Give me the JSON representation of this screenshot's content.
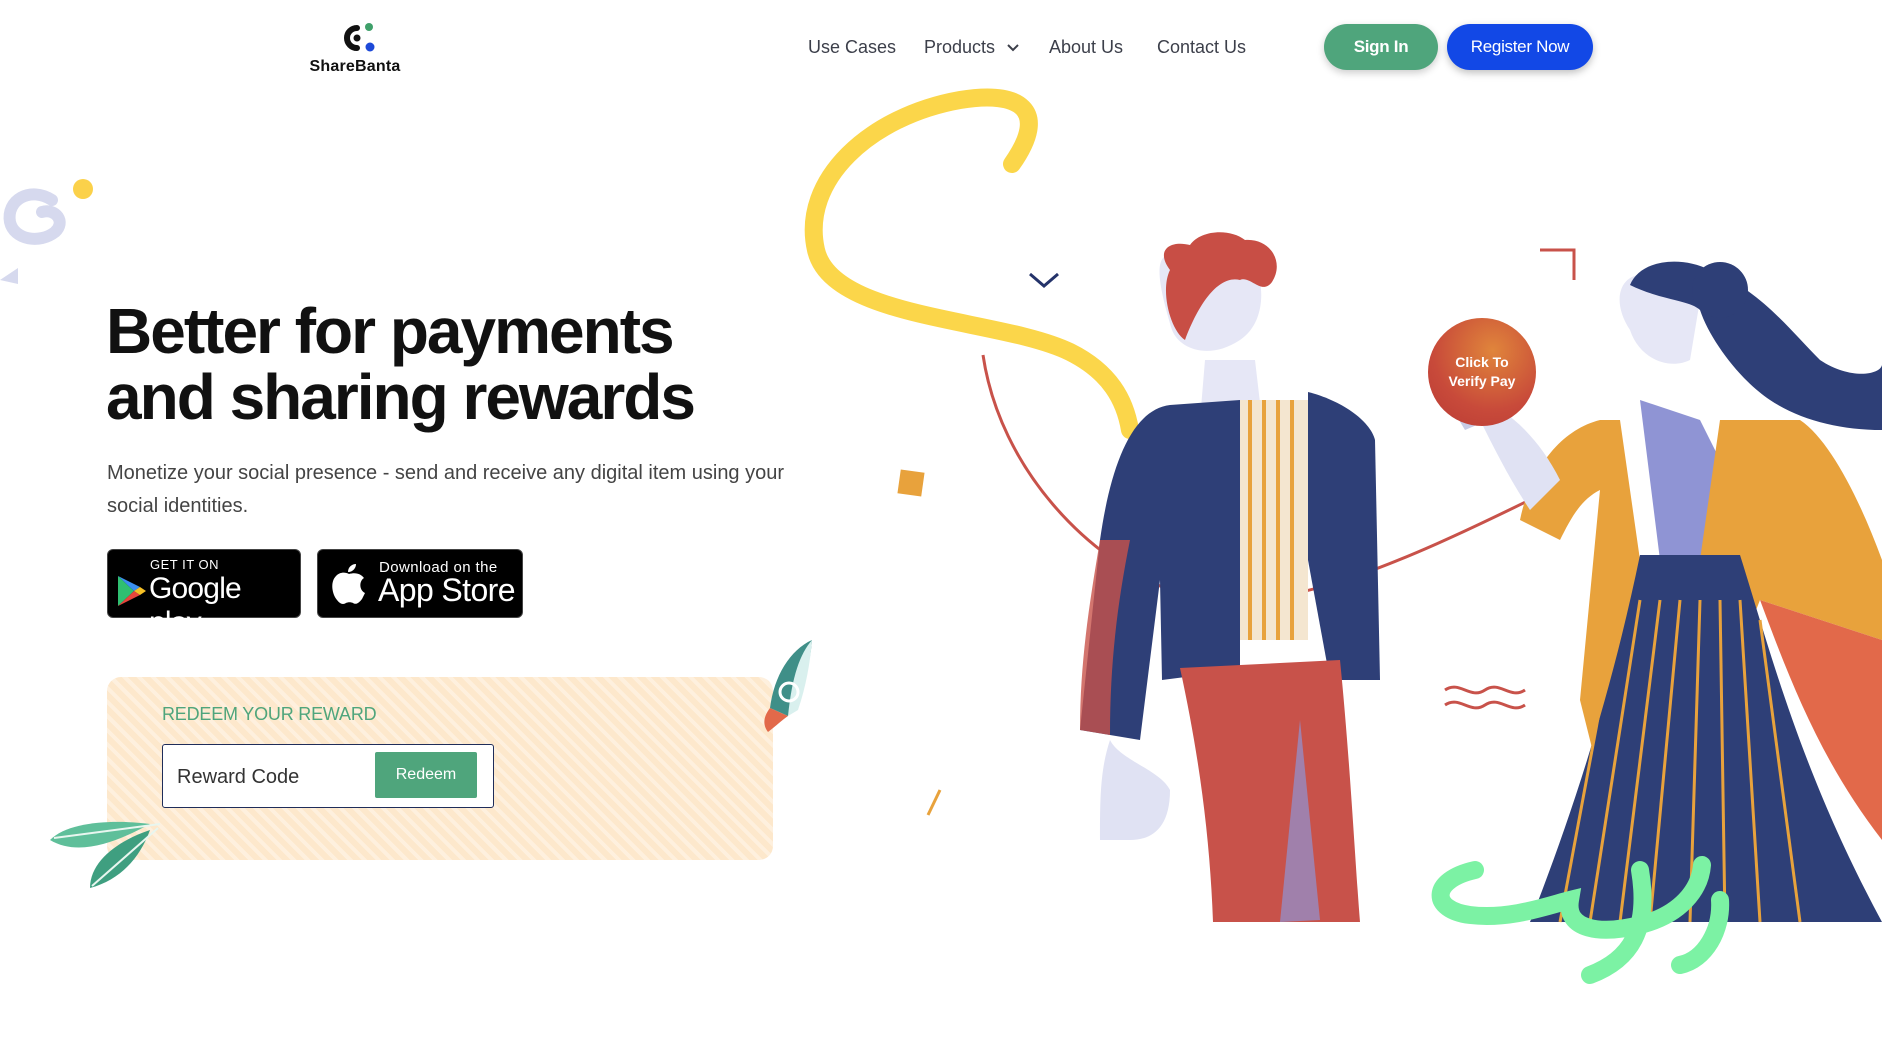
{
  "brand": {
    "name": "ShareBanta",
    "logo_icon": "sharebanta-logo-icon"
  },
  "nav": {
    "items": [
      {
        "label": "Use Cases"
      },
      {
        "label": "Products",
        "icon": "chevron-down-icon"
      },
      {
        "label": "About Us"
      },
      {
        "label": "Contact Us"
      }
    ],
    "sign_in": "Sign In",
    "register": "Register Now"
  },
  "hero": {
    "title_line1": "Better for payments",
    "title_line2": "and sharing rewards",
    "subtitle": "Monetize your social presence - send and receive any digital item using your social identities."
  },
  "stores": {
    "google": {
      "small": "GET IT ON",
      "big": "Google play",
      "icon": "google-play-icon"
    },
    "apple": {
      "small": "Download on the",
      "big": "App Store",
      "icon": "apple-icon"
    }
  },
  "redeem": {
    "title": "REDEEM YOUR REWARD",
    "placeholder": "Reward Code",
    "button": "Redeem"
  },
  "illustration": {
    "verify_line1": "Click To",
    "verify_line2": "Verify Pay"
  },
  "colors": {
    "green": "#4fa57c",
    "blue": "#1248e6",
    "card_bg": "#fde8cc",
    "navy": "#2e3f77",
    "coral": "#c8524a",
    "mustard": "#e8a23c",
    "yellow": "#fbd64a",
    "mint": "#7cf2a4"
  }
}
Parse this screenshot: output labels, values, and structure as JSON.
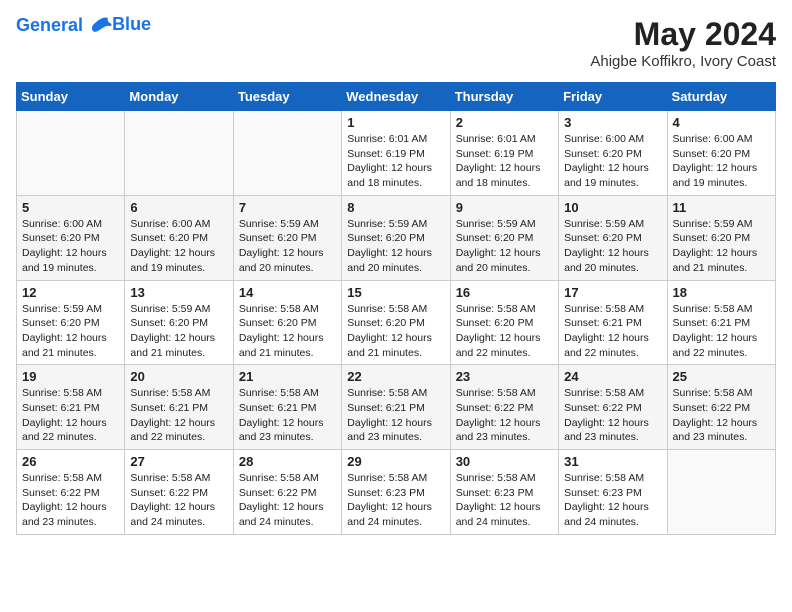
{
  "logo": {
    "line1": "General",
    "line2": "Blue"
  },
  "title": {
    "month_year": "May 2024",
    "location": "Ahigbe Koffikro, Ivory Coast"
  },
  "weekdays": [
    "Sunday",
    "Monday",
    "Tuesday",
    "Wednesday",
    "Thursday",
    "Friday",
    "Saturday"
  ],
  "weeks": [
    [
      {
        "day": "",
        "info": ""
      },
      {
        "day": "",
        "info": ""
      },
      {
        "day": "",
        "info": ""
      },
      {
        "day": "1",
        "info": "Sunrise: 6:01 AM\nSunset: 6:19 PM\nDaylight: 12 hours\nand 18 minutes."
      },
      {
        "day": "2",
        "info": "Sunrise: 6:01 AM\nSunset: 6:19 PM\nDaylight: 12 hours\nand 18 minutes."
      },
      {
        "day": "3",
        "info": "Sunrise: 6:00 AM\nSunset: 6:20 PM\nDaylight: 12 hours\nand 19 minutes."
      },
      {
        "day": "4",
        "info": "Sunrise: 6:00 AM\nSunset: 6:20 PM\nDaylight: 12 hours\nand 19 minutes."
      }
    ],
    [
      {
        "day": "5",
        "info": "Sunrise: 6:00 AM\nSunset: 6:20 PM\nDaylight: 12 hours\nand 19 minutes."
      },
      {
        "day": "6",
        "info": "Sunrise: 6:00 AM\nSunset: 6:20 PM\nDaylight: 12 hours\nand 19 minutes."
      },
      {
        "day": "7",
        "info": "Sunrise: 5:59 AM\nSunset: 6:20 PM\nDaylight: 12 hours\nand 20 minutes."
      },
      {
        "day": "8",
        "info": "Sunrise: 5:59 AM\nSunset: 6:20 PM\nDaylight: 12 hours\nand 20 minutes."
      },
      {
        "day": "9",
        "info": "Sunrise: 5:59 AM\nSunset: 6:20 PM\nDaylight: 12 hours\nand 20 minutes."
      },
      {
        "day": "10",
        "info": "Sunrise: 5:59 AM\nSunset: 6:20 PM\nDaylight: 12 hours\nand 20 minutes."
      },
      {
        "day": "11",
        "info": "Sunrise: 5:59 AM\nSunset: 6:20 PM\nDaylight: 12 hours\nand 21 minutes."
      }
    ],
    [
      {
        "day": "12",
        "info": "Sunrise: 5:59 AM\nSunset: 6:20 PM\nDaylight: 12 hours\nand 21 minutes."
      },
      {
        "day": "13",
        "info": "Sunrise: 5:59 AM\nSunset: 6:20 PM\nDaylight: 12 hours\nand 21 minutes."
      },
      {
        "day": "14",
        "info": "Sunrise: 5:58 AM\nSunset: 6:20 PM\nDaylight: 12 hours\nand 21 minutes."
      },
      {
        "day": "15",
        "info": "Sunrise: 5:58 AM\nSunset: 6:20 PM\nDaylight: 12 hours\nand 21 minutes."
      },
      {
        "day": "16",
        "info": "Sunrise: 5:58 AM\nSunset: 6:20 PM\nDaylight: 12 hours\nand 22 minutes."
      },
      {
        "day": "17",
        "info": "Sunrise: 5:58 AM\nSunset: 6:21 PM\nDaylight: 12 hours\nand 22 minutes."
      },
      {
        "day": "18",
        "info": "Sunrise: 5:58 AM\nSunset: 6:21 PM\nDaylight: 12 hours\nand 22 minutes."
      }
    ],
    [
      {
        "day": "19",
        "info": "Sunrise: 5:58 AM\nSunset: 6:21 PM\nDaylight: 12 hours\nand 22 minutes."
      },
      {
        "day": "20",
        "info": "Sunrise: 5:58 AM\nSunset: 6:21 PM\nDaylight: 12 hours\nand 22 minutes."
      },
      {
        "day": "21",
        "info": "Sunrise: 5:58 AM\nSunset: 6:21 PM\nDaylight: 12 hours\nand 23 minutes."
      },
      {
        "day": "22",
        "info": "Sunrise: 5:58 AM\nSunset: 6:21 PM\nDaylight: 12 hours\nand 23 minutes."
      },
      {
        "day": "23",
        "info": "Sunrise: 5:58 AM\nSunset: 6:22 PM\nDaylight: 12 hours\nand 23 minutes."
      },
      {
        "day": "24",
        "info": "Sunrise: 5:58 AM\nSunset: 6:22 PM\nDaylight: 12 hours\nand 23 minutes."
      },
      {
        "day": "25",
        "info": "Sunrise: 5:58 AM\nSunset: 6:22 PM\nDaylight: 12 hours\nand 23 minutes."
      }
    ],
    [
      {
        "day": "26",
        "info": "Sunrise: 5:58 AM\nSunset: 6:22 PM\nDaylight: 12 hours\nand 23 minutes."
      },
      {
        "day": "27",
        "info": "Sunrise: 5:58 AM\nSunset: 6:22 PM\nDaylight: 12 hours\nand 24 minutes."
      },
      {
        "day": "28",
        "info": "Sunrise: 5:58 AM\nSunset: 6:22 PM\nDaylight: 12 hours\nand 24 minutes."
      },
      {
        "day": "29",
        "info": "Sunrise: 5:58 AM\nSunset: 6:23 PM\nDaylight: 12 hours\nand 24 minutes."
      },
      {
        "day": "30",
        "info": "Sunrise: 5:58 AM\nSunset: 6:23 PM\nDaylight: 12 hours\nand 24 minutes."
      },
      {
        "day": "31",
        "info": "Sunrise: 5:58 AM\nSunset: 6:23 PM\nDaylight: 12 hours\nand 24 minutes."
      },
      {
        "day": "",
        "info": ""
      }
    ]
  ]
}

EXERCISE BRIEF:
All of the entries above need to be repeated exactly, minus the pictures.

FINAL ANSWER:
Give me the JSON representation of this screenshot's content.
{
  "brand": {
    "name": "ShareBanta",
    "logo_icon": "sharebanta-logo-icon"
  },
  "nav": {
    "items": [
      {
        "label": "Use Cases"
      },
      {
        "label": "Products",
        "icon": "chevron-down-icon"
      },
      {
        "label": "About Us"
      },
      {
        "label": "Contact Us"
      }
    ],
    "sign_in": "Sign In",
    "register": "Register Now"
  },
  "hero": {
    "title_line1": "Better for payments",
    "title_line2": "and sharing rewards",
    "subtitle": "Monetize your social presence - send and receive any digital item using your social identities."
  },
  "stores": {
    "google": {
      "small": "GET IT ON",
      "big": "Google play",
      "icon": "google-play-icon"
    },
    "apple": {
      "small": "Download on the",
      "big": "App Store",
      "icon": "apple-icon"
    }
  },
  "redeem": {
    "title": "REDEEM YOUR REWARD",
    "placeholder": "Reward Code",
    "button": "Redeem"
  },
  "illustration": {
    "verify_line1": "Click To",
    "verify_line2": "Verify Pay"
  },
  "colors": {
    "green": "#4fa57c",
    "blue": "#1248e6",
    "card_bg": "#fde8cc",
    "navy": "#2e3f77",
    "coral": "#c8524a",
    "mustard": "#e8a23c",
    "yellow": "#fbd64a",
    "mint": "#7cf2a4"
  }
}
Parse this screenshot: output labels, values, and structure as JSON.
{
  "logo": {
    "line1": "General",
    "line2": "Blue"
  },
  "title": {
    "month_year": "May 2024",
    "location": "Ahigbe Koffikro, Ivory Coast"
  },
  "weekdays": [
    "Sunday",
    "Monday",
    "Tuesday",
    "Wednesday",
    "Thursday",
    "Friday",
    "Saturday"
  ],
  "weeks": [
    [
      {
        "day": "",
        "info": ""
      },
      {
        "day": "",
        "info": ""
      },
      {
        "day": "",
        "info": ""
      },
      {
        "day": "1",
        "info": "Sunrise: 6:01 AM\nSunset: 6:19 PM\nDaylight: 12 hours\nand 18 minutes."
      },
      {
        "day": "2",
        "info": "Sunrise: 6:01 AM\nSunset: 6:19 PM\nDaylight: 12 hours\nand 18 minutes."
      },
      {
        "day": "3",
        "info": "Sunrise: 6:00 AM\nSunset: 6:20 PM\nDaylight: 12 hours\nand 19 minutes."
      },
      {
        "day": "4",
        "info": "Sunrise: 6:00 AM\nSunset: 6:20 PM\nDaylight: 12 hours\nand 19 minutes."
      }
    ],
    [
      {
        "day": "5",
        "info": "Sunrise: 6:00 AM\nSunset: 6:20 PM\nDaylight: 12 hours\nand 19 minutes."
      },
      {
        "day": "6",
        "info": "Sunrise: 6:00 AM\nSunset: 6:20 PM\nDaylight: 12 hours\nand 19 minutes."
      },
      {
        "day": "7",
        "info": "Sunrise: 5:59 AM\nSunset: 6:20 PM\nDaylight: 12 hours\nand 20 minutes."
      },
      {
        "day": "8",
        "info": "Sunrise: 5:59 AM\nSunset: 6:20 PM\nDaylight: 12 hours\nand 20 minutes."
      },
      {
        "day": "9",
        "info": "Sunrise: 5:59 AM\nSunset: 6:20 PM\nDaylight: 12 hours\nand 20 minutes."
      },
      {
        "day": "10",
        "info": "Sunrise: 5:59 AM\nSunset: 6:20 PM\nDaylight: 12 hours\nand 20 minutes."
      },
      {
        "day": "11",
        "info": "Sunrise: 5:59 AM\nSunset: 6:20 PM\nDaylight: 12 hours\nand 21 minutes."
      }
    ],
    [
      {
        "day": "12",
        "info": "Sunrise: 5:59 AM\nSunset: 6:20 PM\nDaylight: 12 hours\nand 21 minutes."
      },
      {
        "day": "13",
        "info": "Sunrise: 5:59 AM\nSunset: 6:20 PM\nDaylight: 12 hours\nand 21 minutes."
      },
      {
        "day": "14",
        "info": "Sunrise: 5:58 AM\nSunset: 6:20 PM\nDaylight: 12 hours\nand 21 minutes."
      },
      {
        "day": "15",
        "info": "Sunrise: 5:58 AM\nSunset: 6:20 PM\nDaylight: 12 hours\nand 21 minutes."
      },
      {
        "day": "16",
        "info": "Sunrise: 5:58 AM\nSunset: 6:20 PM\nDaylight: 12 hours\nand 22 minutes."
      },
      {
        "day": "17",
        "info": "Sunrise: 5:58 AM\nSunset: 6:21 PM\nDaylight: 12 hours\nand 22 minutes."
      },
      {
        "day": "18",
        "info": "Sunrise: 5:58 AM\nSunset: 6:21 PM\nDaylight: 12 hours\nand 22 minutes."
      }
    ],
    [
      {
        "day": "19",
        "info": "Sunrise: 5:58 AM\nSunset: 6:21 PM\nDaylight: 12 hours\nand 22 minutes."
      },
      {
        "day": "20",
        "info": "Sunrise: 5:58 AM\nSunset: 6:21 PM\nDaylight: 12 hours\nand 22 minutes."
      },
      {
        "day": "21",
        "info": "Sunrise: 5:58 AM\nSunset: 6:21 PM\nDaylight: 12 hours\nand 23 minutes."
      },
      {
        "day": "22",
        "info": "Sunrise: 5:58 AM\nSunset: 6:21 PM\nDaylight: 12 hours\nand 23 minutes."
      },
      {
        "day": "23",
        "info": "Sunrise: 5:58 AM\nSunset: 6:22 PM\nDaylight: 12 hours\nand 23 minutes."
      },
      {
        "day": "24",
        "info": "Sunrise: 5:58 AM\nSunset: 6:22 PM\nDaylight: 12 hours\nand 23 minutes."
      },
      {
        "day": "25",
        "info": "Sunrise: 5:58 AM\nSunset: 6:22 PM\nDaylight: 12 hours\nand 23 minutes."
      }
    ],
    [
      {
        "day": "26",
        "info": "Sunrise: 5:58 AM\nSunset: 6:22 PM\nDaylight: 12 hours\nand 23 minutes."
      },
      {
        "day": "27",
        "info": "Sunrise: 5:58 AM\nSunset: 6:22 PM\nDaylight: 12 hours\nand 24 minutes."
      },
      {
        "day": "28",
        "info": "Sunrise: 5:58 AM\nSunset: 6:22 PM\nDaylight: 12 hours\nand 24 minutes."
      },
      {
        "day": "29",
        "info": "Sunrise: 5:58 AM\nSunset: 6:23 PM\nDaylight: 12 hours\nand 24 minutes."
      },
      {
        "day": "30",
        "info": "Sunrise: 5:58 AM\nSunset: 6:23 PM\nDaylight: 12 hours\nand 24 minutes."
      },
      {
        "day": "31",
        "info": "Sunrise: 5:58 AM\nSunset: 6:23 PM\nDaylight: 12 hours\nand 24 minutes."
      },
      {
        "day": "",
        "info": ""
      }
    ]
  ]
}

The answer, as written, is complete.